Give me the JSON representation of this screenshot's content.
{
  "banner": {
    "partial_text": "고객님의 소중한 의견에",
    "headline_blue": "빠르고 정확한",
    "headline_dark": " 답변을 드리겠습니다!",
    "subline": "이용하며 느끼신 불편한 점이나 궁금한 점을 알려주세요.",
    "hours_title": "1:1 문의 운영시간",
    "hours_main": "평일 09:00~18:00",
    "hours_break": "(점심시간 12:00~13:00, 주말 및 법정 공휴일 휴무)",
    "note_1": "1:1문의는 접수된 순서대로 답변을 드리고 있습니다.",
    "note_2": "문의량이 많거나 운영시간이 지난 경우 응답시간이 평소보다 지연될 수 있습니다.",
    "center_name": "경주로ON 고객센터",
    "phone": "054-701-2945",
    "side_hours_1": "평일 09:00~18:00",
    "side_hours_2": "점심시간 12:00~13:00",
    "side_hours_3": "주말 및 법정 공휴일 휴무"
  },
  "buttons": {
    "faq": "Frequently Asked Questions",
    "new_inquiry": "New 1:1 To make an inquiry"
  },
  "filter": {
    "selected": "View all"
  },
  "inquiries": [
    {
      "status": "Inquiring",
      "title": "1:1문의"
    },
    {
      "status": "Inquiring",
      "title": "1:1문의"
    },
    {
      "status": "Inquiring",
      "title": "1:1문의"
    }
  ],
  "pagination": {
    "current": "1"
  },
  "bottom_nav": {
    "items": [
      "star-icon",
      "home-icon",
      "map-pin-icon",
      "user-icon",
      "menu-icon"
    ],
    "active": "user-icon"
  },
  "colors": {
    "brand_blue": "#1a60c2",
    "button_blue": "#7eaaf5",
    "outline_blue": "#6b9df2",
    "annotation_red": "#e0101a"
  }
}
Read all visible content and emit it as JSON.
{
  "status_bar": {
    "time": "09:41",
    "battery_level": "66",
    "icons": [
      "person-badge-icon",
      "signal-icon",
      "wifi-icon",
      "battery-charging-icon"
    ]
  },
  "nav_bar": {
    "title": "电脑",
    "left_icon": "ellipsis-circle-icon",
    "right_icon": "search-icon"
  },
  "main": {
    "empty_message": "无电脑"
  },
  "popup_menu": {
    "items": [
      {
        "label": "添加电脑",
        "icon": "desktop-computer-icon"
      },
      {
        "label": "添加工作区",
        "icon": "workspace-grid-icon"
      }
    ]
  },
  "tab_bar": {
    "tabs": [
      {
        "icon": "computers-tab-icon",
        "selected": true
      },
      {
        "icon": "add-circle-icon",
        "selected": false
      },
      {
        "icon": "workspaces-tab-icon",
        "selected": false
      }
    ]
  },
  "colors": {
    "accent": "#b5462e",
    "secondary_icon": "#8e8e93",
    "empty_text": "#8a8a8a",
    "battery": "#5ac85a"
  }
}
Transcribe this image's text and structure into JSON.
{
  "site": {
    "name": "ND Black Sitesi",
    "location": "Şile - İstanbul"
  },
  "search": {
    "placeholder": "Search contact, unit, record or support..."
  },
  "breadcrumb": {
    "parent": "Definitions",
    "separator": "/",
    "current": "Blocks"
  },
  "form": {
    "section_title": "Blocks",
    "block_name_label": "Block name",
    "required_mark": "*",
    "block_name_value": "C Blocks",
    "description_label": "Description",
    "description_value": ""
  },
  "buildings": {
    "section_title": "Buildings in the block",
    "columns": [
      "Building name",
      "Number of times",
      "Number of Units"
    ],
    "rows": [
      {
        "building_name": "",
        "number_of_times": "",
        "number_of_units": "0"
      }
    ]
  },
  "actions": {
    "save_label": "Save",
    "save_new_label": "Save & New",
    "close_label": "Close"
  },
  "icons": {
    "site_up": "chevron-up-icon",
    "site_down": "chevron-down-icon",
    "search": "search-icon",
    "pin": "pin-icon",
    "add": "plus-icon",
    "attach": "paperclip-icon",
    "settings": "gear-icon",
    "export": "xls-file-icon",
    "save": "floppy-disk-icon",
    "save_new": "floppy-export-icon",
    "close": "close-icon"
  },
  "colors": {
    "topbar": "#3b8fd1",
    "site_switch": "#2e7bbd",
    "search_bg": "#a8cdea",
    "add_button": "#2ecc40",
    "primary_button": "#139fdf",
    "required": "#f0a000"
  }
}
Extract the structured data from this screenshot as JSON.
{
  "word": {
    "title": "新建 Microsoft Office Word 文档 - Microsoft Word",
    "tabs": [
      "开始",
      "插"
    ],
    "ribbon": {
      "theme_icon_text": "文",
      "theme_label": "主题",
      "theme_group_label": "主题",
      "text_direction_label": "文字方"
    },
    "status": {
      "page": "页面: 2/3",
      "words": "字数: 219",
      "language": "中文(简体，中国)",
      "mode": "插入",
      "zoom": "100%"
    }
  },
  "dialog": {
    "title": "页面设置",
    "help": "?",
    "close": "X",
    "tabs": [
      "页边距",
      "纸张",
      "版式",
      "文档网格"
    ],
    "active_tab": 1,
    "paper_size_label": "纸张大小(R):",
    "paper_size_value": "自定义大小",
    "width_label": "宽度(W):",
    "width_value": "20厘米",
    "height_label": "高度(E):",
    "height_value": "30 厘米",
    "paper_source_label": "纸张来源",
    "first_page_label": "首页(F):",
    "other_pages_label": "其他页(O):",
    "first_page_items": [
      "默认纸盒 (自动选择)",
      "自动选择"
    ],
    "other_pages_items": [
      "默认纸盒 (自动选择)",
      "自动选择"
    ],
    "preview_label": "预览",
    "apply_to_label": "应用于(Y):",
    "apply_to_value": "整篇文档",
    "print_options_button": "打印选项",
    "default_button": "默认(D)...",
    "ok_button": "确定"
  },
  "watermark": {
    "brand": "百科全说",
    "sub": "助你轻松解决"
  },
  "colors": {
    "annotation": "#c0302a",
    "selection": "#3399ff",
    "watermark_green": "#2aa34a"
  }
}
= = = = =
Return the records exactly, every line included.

▶ _The answer_:
Give me the JSON representation of this screenshot's content.
{
  "banner": {
    "partial_text": "고객님의 소중한 의견에",
    "headline_blue": "빠르고 정확한",
    "headline_dark": " 답변을 드리겠습니다!",
    "subline": "이용하며 느끼신 불편한 점이나 궁금한 점을 알려주세요.",
    "hours_title": "1:1 문의 운영시간",
    "hours_main": "평일 09:00~18:00",
    "hours_break": "(점심시간 12:00~13:00, 주말 및 법정 공휴일 휴무)",
    "note_1": "1:1문의는 접수된 순서대로 답변을 드리고 있습니다.",
    "note_2": "문의량이 많거나 운영시간이 지난 경우 응답시간이 평소보다 지연될 수 있습니다.",
    "center_name": "경주로ON 고객센터",
    "phone": "054-701-2945",
    "side_hours_1": "평일 09:00~18:00",
    "side_hours_2": "점심시간 12:00~13:00",
    "side_hours_3": "주말 및 법정 공휴일 휴무"
  },
  "buttons": {
    "faq": "Frequently Asked Questions",
    "new_inquiry": "New 1:1 To make an inquiry"
  },
  "filter": {
    "selected": "View all"
  },
  "inquiries": [
    {
      "status": "Inquiring",
      "title": "1:1문의"
    },
    {
      "status": "Inquiring",
      "title": "1:1문의"
    },
    {
      "status": "Inquiring",
      "title": "1:1문의"
    }
  ],
  "pagination": {
    "current": "1"
  },
  "bottom_nav": {
    "items": [
      "star-icon",
      "home-icon",
      "map-pin-icon",
      "user-icon",
      "menu-icon"
    ],
    "active": "user-icon"
  },
  "colors": {
    "brand_blue": "#1a60c2",
    "button_blue": "#7eaaf5",
    "outline_blue": "#6b9df2",
    "annotation_red": "#e0101a"
  }
}
Read all visible content and emit it as JSON.
{
  "status_bar": {
    "time": "09:41",
    "battery_level": "66",
    "icons": [
      "person-badge-icon",
      "signal-icon",
      "wifi-icon",
      "battery-charging-icon"
    ]
  },
  "nav_bar": {
    "title": "电脑",
    "left_icon": "ellipsis-circle-icon",
    "right_icon": "search-icon"
  },
  "main": {
    "empty_message": "无电脑"
  },
  "popup_menu": {
    "items": [
      {
        "label": "添加电脑",
        "icon": "desktop-computer-icon"
      },
      {
        "label": "添加工作区",
        "icon": "workspace-grid-icon"
      }
    ]
  },
  "tab_bar": {
    "tabs": [
      {
        "icon": "computers-tab-icon",
        "selected": true
      },
      {
        "icon": "add-circle-icon",
        "selected": false
      },
      {
        "icon": "workspaces-tab-icon",
        "selected": false
      }
    ]
  },
  "colors": {
    "accent": "#b5462e",
    "secondary_icon": "#8e8e93",
    "empty_text": "#8a8a8a",
    "battery": "#5ac85a"
  }
}
Transcribe this image's text and structure into JSON.
{
  "site": {
    "name": "ND Black Sitesi",
    "location": "Şile - İstanbul"
  },
  "search": {
    "placeholder": "Search contact, unit, record or support..."
  },
  "breadcrumb": {
    "parent": "Definitions",
    "separator": "/",
    "current": "Blocks"
  },
  "form": {
    "section_title": "Blocks",
    "block_name_label": "Block name",
    "required_mark": "*",
    "block_name_value": "C Blocks",
    "description_label": "Description",
    "description_value": ""
  },
  "buildings": {
    "section_title": "Buildings in the block",
    "columns": [
      "Building name",
      "Number of times",
      "Number of Units"
    ],
    "rows": [
      {
        "building_name": "",
        "number_of_times": "",
        "number_of_units": "0"
      }
    ]
  },
  "actions": {
    "save_label": "Save",
    "save_new_label": "Save & New",
    "close_label": "Close"
  },
  "icons": {
    "site_up": "chevron-up-icon",
    "site_down": "chevron-down-icon",
    "search": "search-icon",
    "pin": "pin-icon",
    "add": "plus-icon",
    "attach": "paperclip-icon",
    "settings": "gear-icon",
    "export": "xls-file-icon",
    "save": "floppy-disk-icon",
    "save_new": "floppy-export-icon",
    "close": "close-icon"
  },
  "colors": {
    "topbar": "#3b8fd1",
    "site_switch": "#2e7bbd",
    "search_bg": "#a8cdea",
    "add_button": "#2ecc40",
    "primary_button": "#139fdf",
    "required": "#f0a000"
  }
}
Extract the structured data from this screenshot as JSON.
{
  "word": {
    "title": "新建 Microsoft Office Word 文档 - Microsoft Word",
    "tabs": [
      "开始",
      "插"
    ],
    "ribbon": {
      "theme_icon_text": "文",
      "theme_label": "主题",
      "theme_group_label": "主题",
      "text_direction_label": "文字方"
    },
    "status": {
      "page": "页面: 2/3",
      "words": "字数: 219",
      "language": "中文(简体，中国)",
      "mode": "插入",
      "zoom": "100%"
    }
  },
  "dialog": {
    "title": "页面设置",
    "help": "?",
    "close": "X",
    "tabs": [
      "页边距",
      "纸张",
      "版式",
      "文档网格"
    ],
    "active_tab": 1,
    "paper_size_label": "纸张大小(R):",
    "paper_size_value": "自定义大小",
    "width_label": "宽度(W):",
    "width_value": "20厘米",
    "height_label": "高度(E):",
    "height_value": "30 厘米",
    "paper_source_label": "纸张来源",
    "first_page_label": "首页(F):",
    "other_pages_label": "其他页(O):",
    "first_page_items": [
      "默认纸盒 (自动选择)",
      "自动选择"
    ],
    "other_pages_items": [
      "默认纸盒 (自动选择)",
      "自动选择"
    ],
    "preview_label": "预览",
    "apply_to_label": "应用于(Y):",
    "apply_to_value": "整篇文档",
    "print_options_button": "打印选项",
    "default_button": "默认(D)...",
    "ok_button": "确定"
  },
  "watermark": {
    "brand": "百科全说",
    "sub": "助你轻松解决"
  },
  "colors": {
    "annotation": "#c0302a",
    "selection": "#3399ff",
    "watermark_green": "#2aa34a"
  }
}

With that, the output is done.